++++ Data excerpts
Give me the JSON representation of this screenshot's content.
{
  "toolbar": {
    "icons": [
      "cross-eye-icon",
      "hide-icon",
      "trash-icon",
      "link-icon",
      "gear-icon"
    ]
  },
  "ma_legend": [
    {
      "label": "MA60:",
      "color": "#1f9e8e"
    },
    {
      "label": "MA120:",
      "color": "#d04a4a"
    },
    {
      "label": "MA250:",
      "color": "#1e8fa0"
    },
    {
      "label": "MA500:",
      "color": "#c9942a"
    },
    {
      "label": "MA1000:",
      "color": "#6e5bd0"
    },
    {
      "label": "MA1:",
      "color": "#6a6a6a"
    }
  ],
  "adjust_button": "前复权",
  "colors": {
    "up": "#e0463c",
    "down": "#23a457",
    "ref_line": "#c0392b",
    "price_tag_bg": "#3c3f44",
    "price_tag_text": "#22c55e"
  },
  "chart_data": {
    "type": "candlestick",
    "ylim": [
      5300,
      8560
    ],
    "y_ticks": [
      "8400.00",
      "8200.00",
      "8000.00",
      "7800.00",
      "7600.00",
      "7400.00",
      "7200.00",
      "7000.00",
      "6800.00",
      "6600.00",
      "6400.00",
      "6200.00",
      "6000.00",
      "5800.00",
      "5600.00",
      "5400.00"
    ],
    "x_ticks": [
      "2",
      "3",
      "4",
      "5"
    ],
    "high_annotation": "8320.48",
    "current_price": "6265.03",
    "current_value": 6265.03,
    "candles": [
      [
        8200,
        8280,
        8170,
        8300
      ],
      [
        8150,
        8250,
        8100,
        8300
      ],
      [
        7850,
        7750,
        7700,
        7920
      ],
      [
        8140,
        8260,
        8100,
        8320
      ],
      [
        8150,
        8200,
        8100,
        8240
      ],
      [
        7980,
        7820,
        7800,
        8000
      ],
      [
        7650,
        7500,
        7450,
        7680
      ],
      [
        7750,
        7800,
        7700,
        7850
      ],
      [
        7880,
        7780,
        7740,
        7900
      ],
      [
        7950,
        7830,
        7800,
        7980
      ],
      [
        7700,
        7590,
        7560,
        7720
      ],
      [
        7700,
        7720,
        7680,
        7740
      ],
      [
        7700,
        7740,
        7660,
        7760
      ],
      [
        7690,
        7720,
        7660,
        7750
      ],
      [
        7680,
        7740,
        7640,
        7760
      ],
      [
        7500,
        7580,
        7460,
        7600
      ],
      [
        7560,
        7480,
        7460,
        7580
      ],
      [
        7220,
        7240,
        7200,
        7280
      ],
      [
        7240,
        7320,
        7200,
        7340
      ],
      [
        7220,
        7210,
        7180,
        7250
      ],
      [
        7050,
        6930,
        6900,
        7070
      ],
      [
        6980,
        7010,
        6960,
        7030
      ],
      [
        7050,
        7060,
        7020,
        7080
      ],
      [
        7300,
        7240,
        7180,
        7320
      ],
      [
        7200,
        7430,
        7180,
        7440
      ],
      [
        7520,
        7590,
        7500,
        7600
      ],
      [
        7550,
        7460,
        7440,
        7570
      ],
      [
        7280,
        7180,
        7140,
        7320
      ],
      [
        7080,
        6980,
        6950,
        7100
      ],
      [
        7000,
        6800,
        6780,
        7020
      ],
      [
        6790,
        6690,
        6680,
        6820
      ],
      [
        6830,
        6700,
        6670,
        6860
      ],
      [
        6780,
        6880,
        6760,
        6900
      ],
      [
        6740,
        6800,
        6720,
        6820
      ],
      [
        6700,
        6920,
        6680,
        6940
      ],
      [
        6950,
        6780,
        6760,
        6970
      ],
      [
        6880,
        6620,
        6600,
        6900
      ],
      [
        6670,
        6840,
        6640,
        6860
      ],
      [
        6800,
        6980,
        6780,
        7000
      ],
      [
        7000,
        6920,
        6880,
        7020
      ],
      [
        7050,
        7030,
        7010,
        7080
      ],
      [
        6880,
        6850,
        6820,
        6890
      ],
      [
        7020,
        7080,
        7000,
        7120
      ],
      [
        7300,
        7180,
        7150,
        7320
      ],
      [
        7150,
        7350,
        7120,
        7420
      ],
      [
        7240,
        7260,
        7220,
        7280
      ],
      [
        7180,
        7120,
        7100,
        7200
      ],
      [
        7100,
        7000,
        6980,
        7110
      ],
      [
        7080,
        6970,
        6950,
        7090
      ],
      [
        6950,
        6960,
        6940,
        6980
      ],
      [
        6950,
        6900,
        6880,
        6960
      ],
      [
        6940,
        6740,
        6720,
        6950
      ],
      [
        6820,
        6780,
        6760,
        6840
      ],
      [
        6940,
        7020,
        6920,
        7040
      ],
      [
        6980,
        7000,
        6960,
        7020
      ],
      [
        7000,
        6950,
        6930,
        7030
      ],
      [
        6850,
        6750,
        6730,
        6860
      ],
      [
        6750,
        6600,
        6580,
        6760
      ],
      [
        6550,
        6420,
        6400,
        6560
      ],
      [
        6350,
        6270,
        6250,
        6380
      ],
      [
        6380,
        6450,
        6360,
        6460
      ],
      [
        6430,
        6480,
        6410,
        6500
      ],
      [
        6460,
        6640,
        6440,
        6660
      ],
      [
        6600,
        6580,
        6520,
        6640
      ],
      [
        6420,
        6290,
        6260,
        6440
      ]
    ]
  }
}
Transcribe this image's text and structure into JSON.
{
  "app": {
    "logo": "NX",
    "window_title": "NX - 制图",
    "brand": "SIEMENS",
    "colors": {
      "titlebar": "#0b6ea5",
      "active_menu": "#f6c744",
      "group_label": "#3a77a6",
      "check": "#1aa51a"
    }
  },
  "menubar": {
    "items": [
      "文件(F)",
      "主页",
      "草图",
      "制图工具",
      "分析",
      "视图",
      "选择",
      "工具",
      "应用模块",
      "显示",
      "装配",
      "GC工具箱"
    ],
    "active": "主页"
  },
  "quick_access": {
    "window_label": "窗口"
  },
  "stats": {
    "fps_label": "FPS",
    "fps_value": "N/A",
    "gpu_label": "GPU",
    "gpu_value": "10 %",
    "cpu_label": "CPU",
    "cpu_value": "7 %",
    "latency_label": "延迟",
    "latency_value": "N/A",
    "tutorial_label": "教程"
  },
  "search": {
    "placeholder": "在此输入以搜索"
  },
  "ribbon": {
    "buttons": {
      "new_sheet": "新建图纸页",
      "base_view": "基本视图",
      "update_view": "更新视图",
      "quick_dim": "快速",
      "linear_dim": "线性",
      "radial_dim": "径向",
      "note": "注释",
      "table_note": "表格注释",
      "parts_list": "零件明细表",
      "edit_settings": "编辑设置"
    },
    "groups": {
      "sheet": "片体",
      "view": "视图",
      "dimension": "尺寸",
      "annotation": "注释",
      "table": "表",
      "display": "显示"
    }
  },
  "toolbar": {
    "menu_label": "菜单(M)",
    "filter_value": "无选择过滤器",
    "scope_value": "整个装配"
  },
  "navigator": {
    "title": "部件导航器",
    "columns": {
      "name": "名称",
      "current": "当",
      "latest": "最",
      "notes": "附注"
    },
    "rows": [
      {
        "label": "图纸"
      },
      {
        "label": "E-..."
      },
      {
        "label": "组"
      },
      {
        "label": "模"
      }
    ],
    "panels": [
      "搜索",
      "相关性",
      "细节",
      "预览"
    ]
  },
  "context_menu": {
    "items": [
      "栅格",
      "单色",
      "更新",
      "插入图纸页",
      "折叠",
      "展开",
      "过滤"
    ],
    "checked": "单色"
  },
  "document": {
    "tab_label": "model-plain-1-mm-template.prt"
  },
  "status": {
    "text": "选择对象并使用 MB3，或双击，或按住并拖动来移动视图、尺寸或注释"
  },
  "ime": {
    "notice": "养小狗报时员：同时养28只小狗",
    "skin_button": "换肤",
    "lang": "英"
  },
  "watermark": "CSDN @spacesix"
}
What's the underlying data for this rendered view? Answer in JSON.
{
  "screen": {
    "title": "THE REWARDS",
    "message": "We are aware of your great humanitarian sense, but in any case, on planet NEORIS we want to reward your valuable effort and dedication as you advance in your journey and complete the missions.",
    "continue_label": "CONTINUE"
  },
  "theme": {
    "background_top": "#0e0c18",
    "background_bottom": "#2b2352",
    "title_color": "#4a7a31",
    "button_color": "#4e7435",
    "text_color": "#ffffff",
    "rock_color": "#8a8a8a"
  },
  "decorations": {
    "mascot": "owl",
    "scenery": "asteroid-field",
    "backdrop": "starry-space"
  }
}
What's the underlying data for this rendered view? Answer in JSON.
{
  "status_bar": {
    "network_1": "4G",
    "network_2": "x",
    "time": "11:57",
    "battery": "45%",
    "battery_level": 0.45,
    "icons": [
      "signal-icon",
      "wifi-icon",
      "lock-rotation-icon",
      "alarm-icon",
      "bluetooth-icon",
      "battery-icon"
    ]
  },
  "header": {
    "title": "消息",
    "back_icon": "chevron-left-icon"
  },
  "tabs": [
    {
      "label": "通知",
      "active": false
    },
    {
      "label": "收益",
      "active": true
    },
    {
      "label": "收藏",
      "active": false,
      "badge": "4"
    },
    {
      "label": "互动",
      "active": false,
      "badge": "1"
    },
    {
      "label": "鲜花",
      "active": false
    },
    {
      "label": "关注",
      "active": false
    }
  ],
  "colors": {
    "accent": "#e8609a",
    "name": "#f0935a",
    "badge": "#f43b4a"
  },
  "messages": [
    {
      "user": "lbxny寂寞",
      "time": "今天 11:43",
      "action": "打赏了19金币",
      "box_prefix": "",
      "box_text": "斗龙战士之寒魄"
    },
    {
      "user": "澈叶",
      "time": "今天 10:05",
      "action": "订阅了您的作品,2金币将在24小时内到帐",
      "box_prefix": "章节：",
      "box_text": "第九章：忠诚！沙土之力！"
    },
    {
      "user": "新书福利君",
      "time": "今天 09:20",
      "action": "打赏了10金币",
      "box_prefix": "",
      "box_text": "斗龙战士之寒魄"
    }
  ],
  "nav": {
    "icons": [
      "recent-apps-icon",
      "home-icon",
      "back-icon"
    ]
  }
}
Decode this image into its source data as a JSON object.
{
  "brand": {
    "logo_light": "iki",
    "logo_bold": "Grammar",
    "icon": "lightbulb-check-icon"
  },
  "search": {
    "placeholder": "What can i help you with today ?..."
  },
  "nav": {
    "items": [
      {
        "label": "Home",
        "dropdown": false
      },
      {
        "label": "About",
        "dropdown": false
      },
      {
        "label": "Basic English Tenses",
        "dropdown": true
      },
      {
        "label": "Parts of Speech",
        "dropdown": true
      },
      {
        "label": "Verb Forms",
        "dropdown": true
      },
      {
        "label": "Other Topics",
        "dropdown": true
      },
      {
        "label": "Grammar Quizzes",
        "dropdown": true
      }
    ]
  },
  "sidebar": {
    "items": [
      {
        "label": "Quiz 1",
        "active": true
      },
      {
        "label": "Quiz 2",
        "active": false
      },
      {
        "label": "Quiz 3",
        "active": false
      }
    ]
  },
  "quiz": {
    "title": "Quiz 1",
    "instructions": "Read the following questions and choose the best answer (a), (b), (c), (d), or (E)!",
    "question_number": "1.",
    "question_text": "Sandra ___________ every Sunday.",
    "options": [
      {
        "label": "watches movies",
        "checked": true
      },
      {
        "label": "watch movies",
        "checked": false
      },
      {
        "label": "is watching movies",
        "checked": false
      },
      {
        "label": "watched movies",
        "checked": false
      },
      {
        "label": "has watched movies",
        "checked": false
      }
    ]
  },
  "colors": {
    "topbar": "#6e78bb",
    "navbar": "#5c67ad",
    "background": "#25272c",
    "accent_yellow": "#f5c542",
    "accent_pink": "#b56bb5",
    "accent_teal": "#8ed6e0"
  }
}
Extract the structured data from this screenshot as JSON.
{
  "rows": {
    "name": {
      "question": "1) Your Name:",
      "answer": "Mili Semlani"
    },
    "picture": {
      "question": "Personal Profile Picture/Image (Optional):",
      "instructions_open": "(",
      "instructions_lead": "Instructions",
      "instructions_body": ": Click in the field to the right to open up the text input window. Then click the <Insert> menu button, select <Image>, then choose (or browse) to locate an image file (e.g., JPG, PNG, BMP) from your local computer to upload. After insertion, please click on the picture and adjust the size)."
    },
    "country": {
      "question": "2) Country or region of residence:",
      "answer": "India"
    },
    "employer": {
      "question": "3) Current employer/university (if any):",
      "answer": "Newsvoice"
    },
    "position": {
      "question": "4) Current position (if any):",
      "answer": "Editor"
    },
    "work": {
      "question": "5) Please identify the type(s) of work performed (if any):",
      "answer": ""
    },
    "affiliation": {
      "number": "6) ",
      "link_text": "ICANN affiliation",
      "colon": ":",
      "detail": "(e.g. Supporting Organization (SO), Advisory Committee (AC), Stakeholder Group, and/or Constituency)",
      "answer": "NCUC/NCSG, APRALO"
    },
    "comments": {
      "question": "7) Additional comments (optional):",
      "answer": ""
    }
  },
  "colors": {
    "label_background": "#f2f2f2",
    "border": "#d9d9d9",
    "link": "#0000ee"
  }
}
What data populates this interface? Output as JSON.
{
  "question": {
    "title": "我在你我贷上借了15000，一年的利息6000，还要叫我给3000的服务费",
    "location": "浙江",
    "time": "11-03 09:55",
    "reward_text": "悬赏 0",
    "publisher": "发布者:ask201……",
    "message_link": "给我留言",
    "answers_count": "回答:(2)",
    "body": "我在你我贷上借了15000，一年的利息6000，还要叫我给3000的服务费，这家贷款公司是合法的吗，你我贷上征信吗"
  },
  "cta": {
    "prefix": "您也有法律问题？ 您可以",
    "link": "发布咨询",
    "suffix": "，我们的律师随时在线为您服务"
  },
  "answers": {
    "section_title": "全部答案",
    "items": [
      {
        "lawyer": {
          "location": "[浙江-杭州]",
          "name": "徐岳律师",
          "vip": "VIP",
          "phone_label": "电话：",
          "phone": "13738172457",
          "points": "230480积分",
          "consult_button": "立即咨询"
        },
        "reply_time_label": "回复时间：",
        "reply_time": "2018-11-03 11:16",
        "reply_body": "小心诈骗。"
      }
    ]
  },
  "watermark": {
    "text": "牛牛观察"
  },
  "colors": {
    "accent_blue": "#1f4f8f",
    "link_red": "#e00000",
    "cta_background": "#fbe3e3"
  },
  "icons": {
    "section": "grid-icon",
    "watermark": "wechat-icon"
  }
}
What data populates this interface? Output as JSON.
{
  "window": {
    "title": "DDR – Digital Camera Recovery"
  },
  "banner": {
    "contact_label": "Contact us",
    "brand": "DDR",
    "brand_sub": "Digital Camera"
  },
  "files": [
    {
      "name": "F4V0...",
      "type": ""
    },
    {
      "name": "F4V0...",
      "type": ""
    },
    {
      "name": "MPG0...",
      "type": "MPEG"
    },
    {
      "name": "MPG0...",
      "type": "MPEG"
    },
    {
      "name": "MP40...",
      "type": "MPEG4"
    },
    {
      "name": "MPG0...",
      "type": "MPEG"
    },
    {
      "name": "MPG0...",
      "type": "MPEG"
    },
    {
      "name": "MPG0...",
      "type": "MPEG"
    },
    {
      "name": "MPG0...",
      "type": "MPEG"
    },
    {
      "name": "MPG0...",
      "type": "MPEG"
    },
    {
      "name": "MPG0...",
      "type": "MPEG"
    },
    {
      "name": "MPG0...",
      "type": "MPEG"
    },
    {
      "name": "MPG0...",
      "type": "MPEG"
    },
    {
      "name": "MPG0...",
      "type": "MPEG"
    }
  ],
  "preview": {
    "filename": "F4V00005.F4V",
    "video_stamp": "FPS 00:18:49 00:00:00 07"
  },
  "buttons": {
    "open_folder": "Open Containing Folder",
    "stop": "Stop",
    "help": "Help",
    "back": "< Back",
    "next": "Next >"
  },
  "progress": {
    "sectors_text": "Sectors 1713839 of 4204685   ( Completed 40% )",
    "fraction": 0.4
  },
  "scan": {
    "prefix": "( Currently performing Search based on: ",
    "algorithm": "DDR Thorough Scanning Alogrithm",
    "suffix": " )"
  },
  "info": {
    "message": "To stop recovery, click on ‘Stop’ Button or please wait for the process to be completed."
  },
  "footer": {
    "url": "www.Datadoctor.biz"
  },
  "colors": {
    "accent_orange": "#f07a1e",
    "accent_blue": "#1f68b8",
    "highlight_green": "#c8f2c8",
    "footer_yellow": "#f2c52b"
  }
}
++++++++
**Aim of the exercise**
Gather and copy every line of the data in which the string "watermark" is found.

**Answer box**
  "watermark": "CSDN @spacesix"
  "watermark": {
    "watermark": "wechat-icon"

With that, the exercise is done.